A documentary examines the sexual proclivities of blues singers during the Harlem Renaissance, who expressed their true tendencies in speakeasies and hinted at their homosexuality through lyrics.
Black Swan blues | Paul Slade - Journalist
Ethel Waters' Down Home Blues turned out to be not only Black Swan's first genuine blues release, but also the company's first big seller.

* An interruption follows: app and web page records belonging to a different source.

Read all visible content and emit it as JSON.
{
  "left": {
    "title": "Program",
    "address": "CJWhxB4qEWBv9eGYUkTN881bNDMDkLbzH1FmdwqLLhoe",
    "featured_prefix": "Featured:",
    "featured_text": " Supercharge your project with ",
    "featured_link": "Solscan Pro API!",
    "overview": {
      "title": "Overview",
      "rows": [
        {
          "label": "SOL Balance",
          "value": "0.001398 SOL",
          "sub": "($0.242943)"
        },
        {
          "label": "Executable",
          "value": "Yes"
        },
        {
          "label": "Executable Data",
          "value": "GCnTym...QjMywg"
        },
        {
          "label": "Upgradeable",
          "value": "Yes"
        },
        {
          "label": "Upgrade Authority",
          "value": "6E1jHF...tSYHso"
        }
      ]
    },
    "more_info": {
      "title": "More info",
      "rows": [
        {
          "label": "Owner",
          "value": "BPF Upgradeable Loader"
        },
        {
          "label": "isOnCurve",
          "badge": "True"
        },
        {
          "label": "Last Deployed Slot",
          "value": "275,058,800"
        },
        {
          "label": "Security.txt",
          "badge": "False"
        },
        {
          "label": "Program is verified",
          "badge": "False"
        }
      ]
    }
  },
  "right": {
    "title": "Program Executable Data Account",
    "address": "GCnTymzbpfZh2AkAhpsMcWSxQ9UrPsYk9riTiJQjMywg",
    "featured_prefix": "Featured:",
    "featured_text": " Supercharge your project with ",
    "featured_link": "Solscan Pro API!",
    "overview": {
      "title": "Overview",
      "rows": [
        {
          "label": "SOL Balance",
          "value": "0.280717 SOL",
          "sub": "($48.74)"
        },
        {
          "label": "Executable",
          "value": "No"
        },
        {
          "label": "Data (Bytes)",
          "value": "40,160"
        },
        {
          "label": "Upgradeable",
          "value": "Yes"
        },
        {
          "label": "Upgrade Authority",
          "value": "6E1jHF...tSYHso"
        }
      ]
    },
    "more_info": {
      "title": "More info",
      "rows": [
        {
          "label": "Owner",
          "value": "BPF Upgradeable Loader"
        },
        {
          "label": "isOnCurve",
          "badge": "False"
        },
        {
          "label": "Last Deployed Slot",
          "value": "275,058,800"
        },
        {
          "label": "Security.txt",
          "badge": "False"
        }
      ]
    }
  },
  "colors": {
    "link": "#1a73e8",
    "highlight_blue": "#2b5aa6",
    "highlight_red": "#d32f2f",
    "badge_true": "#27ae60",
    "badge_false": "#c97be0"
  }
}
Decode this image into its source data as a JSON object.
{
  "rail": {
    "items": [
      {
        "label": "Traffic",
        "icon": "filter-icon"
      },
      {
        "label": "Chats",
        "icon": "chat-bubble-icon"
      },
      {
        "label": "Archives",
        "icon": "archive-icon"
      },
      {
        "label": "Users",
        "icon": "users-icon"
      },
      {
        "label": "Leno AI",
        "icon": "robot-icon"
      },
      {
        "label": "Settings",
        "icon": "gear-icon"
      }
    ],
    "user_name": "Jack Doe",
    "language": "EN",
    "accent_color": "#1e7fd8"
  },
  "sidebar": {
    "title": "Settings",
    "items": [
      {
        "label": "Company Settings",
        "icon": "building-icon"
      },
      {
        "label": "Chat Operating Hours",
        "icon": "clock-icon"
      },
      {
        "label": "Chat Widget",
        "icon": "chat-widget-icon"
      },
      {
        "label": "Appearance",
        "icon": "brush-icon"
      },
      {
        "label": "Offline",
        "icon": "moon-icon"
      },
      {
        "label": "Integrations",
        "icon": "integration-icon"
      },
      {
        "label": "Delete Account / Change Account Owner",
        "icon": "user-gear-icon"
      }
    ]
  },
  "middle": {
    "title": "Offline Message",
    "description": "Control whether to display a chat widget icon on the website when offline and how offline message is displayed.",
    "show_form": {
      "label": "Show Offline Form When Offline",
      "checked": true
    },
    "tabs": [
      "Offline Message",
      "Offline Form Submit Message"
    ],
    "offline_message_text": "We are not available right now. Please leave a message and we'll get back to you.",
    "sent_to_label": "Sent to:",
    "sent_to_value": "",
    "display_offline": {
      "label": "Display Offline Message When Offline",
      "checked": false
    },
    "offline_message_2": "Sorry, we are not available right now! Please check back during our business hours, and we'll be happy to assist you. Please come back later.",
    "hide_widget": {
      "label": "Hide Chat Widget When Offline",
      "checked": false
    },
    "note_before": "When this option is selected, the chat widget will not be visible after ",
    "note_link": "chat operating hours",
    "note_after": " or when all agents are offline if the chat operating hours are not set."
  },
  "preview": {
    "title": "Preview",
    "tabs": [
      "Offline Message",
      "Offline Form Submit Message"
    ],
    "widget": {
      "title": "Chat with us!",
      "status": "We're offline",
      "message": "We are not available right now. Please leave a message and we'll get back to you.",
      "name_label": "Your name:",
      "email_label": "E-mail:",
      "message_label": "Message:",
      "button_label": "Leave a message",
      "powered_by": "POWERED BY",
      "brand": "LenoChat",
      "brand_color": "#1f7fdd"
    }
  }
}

Suddenly, Black Swan was in a whole new league.
Hot Spots for Harlem
Long Wharf Theatre, a Tony Award-winning regional theatre based in New Haven, Connecticut, is world-renown for its innovative re-examinations of classic plays and musicals and the creation of dynamic new works.
Unsung Classic Black Beauties of the 1930's and 1940's - see names to the right under info

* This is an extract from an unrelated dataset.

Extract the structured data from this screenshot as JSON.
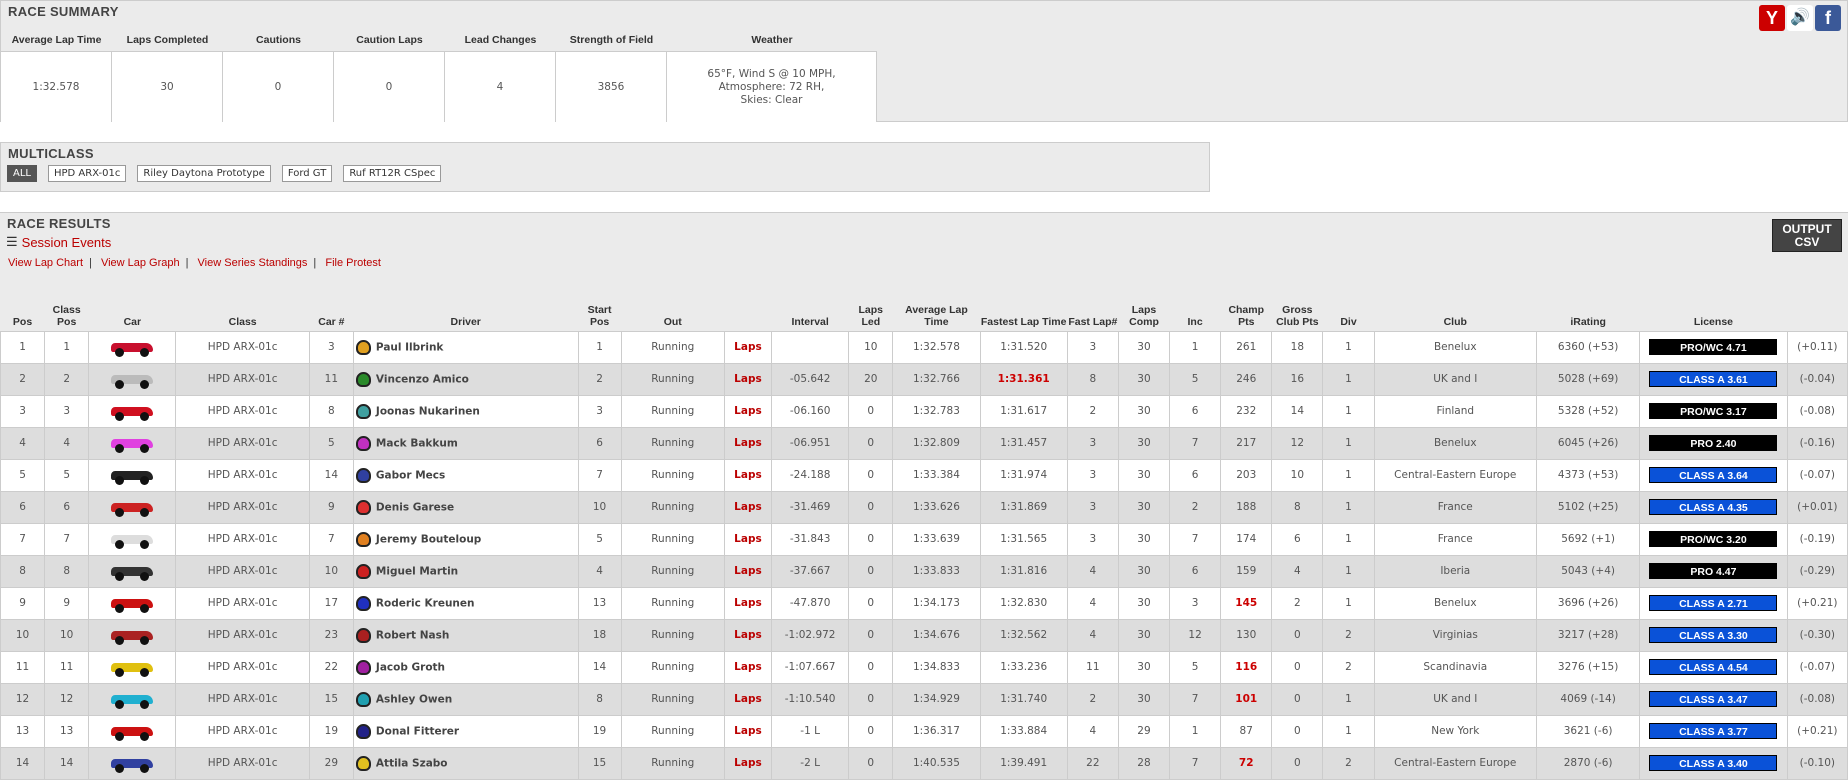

0:15 - 0:18 Nina Mae McKinney - Actress/Dancer/Singer 0:18 - 0:20 Betti Mays - 1940's Singer/Dancer 0:20 - 0:22 - Anne Wiggins Brown - Concert Singer/Broadwa...

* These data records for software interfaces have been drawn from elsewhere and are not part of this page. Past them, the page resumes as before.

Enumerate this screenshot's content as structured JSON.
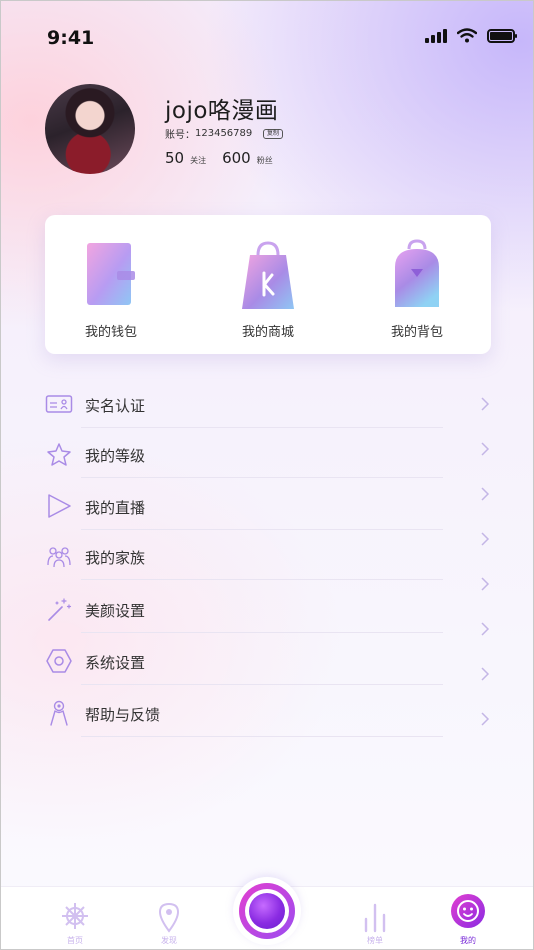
{
  "status_bar": {
    "time": "9:41"
  },
  "profile": {
    "name": "jojo咯漫画",
    "account_label": "账号：",
    "account_id": "123456789",
    "copy_label": "复制",
    "following_count": "50",
    "following_label": "关注",
    "fans_count": "600",
    "fans_label": "粉丝"
  },
  "quick_actions": [
    {
      "label": "我的钱包",
      "icon": "wallet-icon"
    },
    {
      "label": "我的商城",
      "icon": "shopping-bag-icon"
    },
    {
      "label": "我的背包",
      "icon": "backpack-icon"
    }
  ],
  "menu": [
    {
      "label": "实名认证",
      "icon": "id-card-icon"
    },
    {
      "label": "我的等级",
      "icon": "star-icon"
    },
    {
      "label": "我的直播",
      "icon": "play-icon"
    },
    {
      "label": "我的家族",
      "icon": "family-icon"
    },
    {
      "label": "美颜设置",
      "icon": "magic-wand-icon"
    },
    {
      "label": "系统设置",
      "icon": "hexagon-settings-icon"
    },
    {
      "label": "帮助与反馈",
      "icon": "help-person-icon"
    }
  ],
  "tab_bar": {
    "tabs": [
      {
        "label": "首页",
        "icon": "helm-icon"
      },
      {
        "label": "发现",
        "icon": "location-pin-icon"
      },
      {
        "label": "榜单",
        "icon": "bar-chart-icon"
      },
      {
        "label": "我的",
        "icon": "smiley-face-icon"
      }
    ],
    "center_icon": "camera-live-icon"
  },
  "colors": {
    "accent": "#9b4cf0",
    "icon_purple": "#a98be6",
    "tab_inactive": "#c8b3ec"
  }
}
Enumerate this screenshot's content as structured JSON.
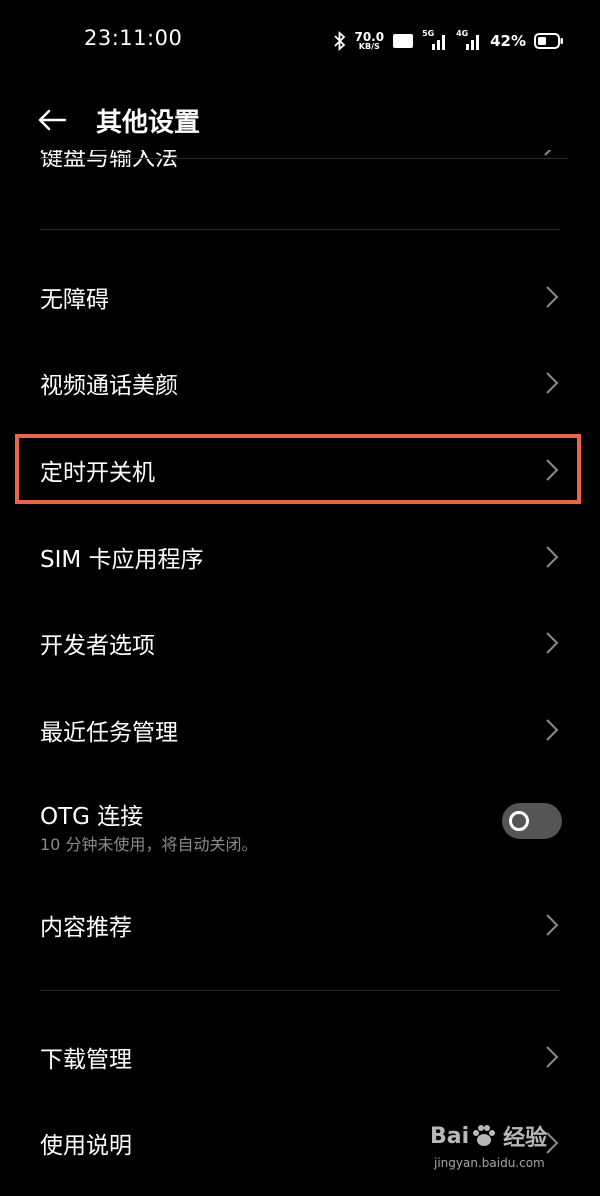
{
  "status_bar": {
    "time": "23:11:00",
    "speed_value": "70.0",
    "speed_unit": "KB/S",
    "hd_label": "HD",
    "net1_label": "5G",
    "net2_label": "4G",
    "battery_percent": "42%"
  },
  "header": {
    "title": "其他设置"
  },
  "clipped_item": {
    "label": "键盘与输入法"
  },
  "items": [
    {
      "label": "无障碍"
    },
    {
      "label": "视频通话美颜"
    },
    {
      "label": "定时开关机"
    },
    {
      "label": "SIM 卡应用程序"
    },
    {
      "label": "开发者选项"
    },
    {
      "label": "最近任务管理"
    },
    {
      "label": "OTG 连接",
      "subtitle": "10 分钟未使用，将自动关闭。",
      "toggle_on": false
    },
    {
      "label": "内容推荐"
    },
    {
      "label": "下载管理"
    },
    {
      "label": "使用说明"
    }
  ],
  "highlight_color": "#e8654a",
  "watermark": {
    "brand_left": "Bai",
    "brand_right": "经验",
    "url": "jingyan.baidu.com"
  }
}
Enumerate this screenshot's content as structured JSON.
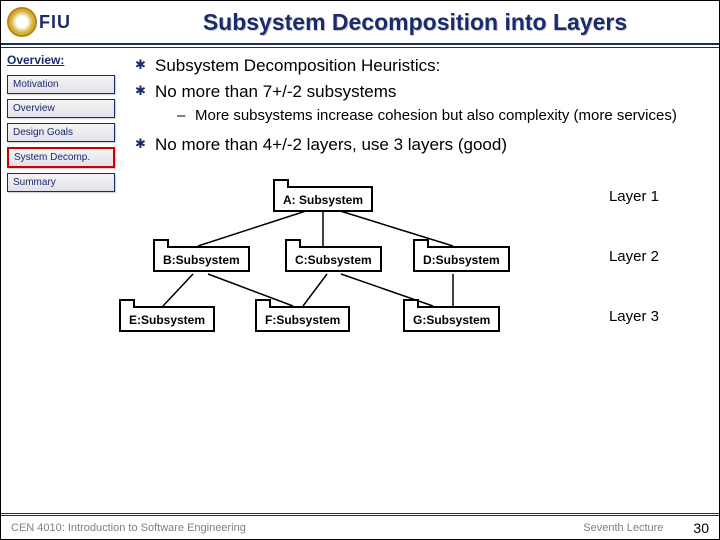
{
  "header": {
    "institution": "FIU",
    "title": "Subsystem Decomposition into Layers"
  },
  "sidebar": {
    "heading": "Overview:",
    "items": [
      {
        "label": "Motivation",
        "active": false
      },
      {
        "label": "Overview",
        "active": false
      },
      {
        "label": "Design Goals",
        "active": false
      },
      {
        "label": "System Decomp.",
        "active": true
      },
      {
        "label": "Summary",
        "active": false
      }
    ]
  },
  "content": {
    "bullets": [
      "Subsystem Decomposition Heuristics:",
      "No more than 7+/-2 subsystems",
      "No more than 4+/-2 layers, use 3 layers (good)"
    ],
    "sub_bullet": "More subsystems increase cohesion but also complexity (more services)"
  },
  "diagram": {
    "nodes": {
      "A": "A: Subsystem",
      "B": "B:Subsystem",
      "C": "C:Subsystem",
      "D": "D:Subsystem",
      "E": "E:Subsystem",
      "F": "F:Subsystem",
      "G": "G:Subsystem"
    },
    "layers": [
      "Layer 1",
      "Layer 2",
      "Layer 3"
    ]
  },
  "footer": {
    "course": "CEN 4010: Introduction to Software Engineering",
    "lecture": "Seventh Lecture",
    "page": "30"
  }
}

Pinky is a 1949 American drama film adapted from the Cid Ricketts Sumner novel by Philip Dunne and Dudley Nichols and was directed by Elia Kazan. John Ford was originally hired to direct the film, but was replaced after one week because producer Darryl F. Zanuck was unhappy with the dailies. Lena Horne and Dorothy Dandridge were considered for the lead role, however, Zanuck chose to cast a white actress instead.
Tales of Manhattan Theatrical release poster // Directed by Julien Duvivier Produced by Boris Morros Sam Spiegel Starring Charles Boyer Rita Hayworth Ginger Rogers Henry Fonda Charles Laughton Edward G. Robinson Ethel Waters Paul Robeson W. C. Fields Music by Sol Kaplan Distributed by 20th Century Fox Release date(s) August 5, 1942
Pinky (1949) Jeanne Crain and Ethel Waters. An American drama film about a pretty, light-skinned, African-American nursing student passing for a Caucasian, adapted from the Cid Ricketts Sumner novel Quality by Philip Dunne and Dudley Nichols and directed by Elia Kazan. Earned Jeanne Crain an Oscar nomination for Best Actress.